Work instruction: Repeat the entries exactly as they are written.

Entries supplied:

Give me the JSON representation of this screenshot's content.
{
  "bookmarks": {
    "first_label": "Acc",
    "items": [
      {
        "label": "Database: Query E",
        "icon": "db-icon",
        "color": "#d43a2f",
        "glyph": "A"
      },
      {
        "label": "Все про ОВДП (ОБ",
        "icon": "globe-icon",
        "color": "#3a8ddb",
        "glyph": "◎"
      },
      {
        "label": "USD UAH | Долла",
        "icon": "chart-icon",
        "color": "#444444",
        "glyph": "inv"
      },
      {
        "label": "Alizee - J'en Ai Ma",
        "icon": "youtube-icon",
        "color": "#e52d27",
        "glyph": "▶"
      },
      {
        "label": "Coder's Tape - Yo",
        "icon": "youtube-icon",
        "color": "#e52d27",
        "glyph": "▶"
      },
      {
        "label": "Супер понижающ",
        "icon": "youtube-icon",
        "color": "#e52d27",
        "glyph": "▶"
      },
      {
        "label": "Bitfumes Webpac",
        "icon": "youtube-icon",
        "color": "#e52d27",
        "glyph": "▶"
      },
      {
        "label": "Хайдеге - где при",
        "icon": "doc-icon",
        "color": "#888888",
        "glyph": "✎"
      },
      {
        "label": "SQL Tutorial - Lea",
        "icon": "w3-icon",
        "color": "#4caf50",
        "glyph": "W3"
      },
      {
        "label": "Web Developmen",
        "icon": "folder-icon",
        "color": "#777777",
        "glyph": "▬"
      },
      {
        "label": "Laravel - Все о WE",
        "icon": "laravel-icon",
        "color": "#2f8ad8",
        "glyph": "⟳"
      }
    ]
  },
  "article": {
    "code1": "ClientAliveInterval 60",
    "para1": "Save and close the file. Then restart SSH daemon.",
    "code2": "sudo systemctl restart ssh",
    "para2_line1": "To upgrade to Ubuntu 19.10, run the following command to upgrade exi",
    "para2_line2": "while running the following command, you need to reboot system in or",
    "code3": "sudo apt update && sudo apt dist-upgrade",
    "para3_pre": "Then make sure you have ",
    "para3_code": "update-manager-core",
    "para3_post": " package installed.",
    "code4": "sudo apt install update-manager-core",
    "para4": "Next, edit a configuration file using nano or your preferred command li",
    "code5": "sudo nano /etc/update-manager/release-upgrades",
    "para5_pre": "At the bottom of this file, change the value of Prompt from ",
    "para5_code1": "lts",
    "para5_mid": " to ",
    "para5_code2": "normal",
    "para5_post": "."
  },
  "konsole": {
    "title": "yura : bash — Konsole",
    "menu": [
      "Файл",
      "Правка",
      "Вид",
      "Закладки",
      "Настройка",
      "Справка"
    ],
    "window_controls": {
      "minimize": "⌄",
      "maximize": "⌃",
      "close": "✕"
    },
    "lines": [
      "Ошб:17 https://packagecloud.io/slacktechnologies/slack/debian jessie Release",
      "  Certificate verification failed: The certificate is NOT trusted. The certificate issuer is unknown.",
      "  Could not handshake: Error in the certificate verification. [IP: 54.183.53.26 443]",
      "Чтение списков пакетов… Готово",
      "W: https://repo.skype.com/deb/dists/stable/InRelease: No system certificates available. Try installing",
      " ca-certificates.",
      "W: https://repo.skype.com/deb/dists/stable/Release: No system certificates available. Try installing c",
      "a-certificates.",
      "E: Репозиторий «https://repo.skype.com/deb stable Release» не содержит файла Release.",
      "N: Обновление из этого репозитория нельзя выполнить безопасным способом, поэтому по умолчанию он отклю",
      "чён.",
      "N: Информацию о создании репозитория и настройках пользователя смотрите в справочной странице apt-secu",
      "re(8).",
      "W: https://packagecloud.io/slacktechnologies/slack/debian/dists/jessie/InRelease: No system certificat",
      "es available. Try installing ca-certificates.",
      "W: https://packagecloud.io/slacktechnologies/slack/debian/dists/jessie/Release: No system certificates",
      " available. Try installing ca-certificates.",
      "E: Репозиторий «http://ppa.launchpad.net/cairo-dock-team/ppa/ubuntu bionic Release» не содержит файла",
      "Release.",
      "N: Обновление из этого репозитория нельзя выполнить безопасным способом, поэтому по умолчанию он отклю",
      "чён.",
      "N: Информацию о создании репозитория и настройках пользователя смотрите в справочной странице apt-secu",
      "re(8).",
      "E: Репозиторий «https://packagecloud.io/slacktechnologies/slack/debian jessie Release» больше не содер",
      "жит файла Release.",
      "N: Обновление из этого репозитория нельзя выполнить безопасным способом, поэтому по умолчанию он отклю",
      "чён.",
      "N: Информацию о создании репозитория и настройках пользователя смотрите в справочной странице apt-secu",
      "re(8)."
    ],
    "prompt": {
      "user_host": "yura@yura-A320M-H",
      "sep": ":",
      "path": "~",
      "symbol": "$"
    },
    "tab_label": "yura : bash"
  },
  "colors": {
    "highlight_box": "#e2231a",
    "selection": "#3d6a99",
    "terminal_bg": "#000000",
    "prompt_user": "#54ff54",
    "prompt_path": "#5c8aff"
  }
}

Solution to this problem:
Give me the JSON representation of this screenshot's content.
{
  "bookmarks": {
    "first_label": "Acc",
    "items": [
      {
        "label": "Database: Query E",
        "icon": "db-icon",
        "color": "#d43a2f",
        "glyph": "A"
      },
      {
        "label": "Все про ОВДП (ОБ",
        "icon": "globe-icon",
        "color": "#3a8ddb",
        "glyph": "◎"
      },
      {
        "label": "USD UAH | Долла",
        "icon": "chart-icon",
        "color": "#444444",
        "glyph": "inv"
      },
      {
        "label": "Alizee - J'en Ai Ma",
        "icon": "youtube-icon",
        "color": "#e52d27",
        "glyph": "▶"
      },
      {
        "label": "Coder's Tape - Yo",
        "icon": "youtube-icon",
        "color": "#e52d27",
        "glyph": "▶"
      },
      {
        "label": "Супер понижающ",
        "icon": "youtube-icon",
        "color": "#e52d27",
        "glyph": "▶"
      },
      {
        "label": "Bitfumes Webpac",
        "icon": "youtube-icon",
        "color": "#e52d27",
        "glyph": "▶"
      },
      {
        "label": "Хайдеге - где при",
        "icon": "doc-icon",
        "color": "#888888",
        "glyph": "✎"
      },
      {
        "label": "SQL Tutorial - Lea",
        "icon": "w3-icon",
        "color": "#4caf50",
        "glyph": "W3"
      },
      {
        "label": "Web Developmen",
        "icon": "folder-icon",
        "color": "#777777",
        "glyph": "▬"
      },
      {
        "label": "Laravel - Все о WE",
        "icon": "laravel-icon",
        "color": "#2f8ad8",
        "glyph": "⟳"
      }
    ]
  },
  "article": {
    "code1": "ClientAliveInterval 60",
    "para1": "Save and close the file. Then restart SSH daemon.",
    "code2": "sudo systemctl restart ssh",
    "para2_line1": "To upgrade to Ubuntu 19.10, run the following command to upgrade exi",
    "para2_line2": "while running the following command, you need to reboot system in or",
    "code3": "sudo apt update && sudo apt dist-upgrade",
    "para3_pre": "Then make sure you have ",
    "para3_code": "update-manager-core",
    "para3_post": " package installed.",
    "code4": "sudo apt install update-manager-core",
    "para4": "Next, edit a configuration file using nano or your preferred command li",
    "code5": "sudo nano /etc/update-manager/release-upgrades",
    "para5_pre": "At the bottom of this file, change the value of Prompt from ",
    "para5_code1": "lts",
    "para5_mid": " to ",
    "para5_code2": "normal",
    "para5_post": "."
  },
  "konsole": {
    "title": "yura : bash — Konsole",
    "menu": [
      "Файл",
      "Правка",
      "Вид",
      "Закладки",
      "Настройка",
      "Справка"
    ],
    "window_controls": {
      "minimize": "⌄",
      "maximize": "⌃",
      "close": "✕"
    },
    "lines": [
      "Ошб:17 https://packagecloud.io/slacktechnologies/slack/debian jessie Release",
      "  Certificate verification failed: The certificate is NOT trusted. The certificate issuer is unknown.",
      "  Could not handshake: Error in the certificate verification. [IP: 54.183.53.26 443]",
      "Чтение списков пакетов… Готово",
      "W: https://repo.skype.com/deb/dists/stable/InRelease: No system certificates available. Try installing",
      " ca-certificates.",
      "W: https://repo.skype.com/deb/dists/stable/Release: No system certificates available. Try installing c",
      "a-certificates.",
      "E: Репозиторий «https://repo.skype.com/deb stable Release» не содержит файла Release.",
      "N: Обновление из этого репозитория нельзя выполнить безопасным способом, поэтому по умолчанию он отклю",
      "чён.",
      "N: Информацию о создании репозитория и настройках пользователя смотрите в справочной странице apt-secu",
      "re(8).",
      "W: https://packagecloud.io/slacktechnologies/slack/debian/dists/jessie/InRelease: No system certificat",
      "es available. Try installing ca-certificates.",
      "W: https://packagecloud.io/slacktechnologies/slack/debian/dists/jessie/Release: No system certificates",
      " available. Try installing ca-certificates.",
      "E: Репозиторий «http://ppa.launchpad.net/cairo-dock-team/ppa/ubuntu bionic Release» не содержит файла",
      "Release.",
      "N: Обновление из этого репозитория нельзя выполнить безопасным способом, поэтому по умолчанию он отклю",
      "чён.",
      "N: Информацию о создании репозитория и настройках пользователя смотрите в справочной странице apt-secu",
      "re(8).",
      "E: Репозиторий «https://packagecloud.io/slacktechnologies/slack/debian jessie Release» больше не содер",
      "жит файла Release.",
      "N: Обновление из этого репозитория нельзя выполнить безопасным способом, поэтому по умолчанию он отклю",
      "чён.",
      "N: Информацию о создании репозитория и настройках пользователя смотрите в справочной странице apt-secu",
      "re(8)."
    ],
    "prompt": {
      "user_host": "yura@yura-A320M-H",
      "sep": ":",
      "path": "~",
      "symbol": "$"
    },
    "tab_label": "yura : bash"
  },
  "colors": {
    "highlight_box": "#e2231a",
    "selection": "#3d6a99",
    "terminal_bg": "#000000",
    "prompt_user": "#54ff54",
    "prompt_path": "#5c8aff"
  }
}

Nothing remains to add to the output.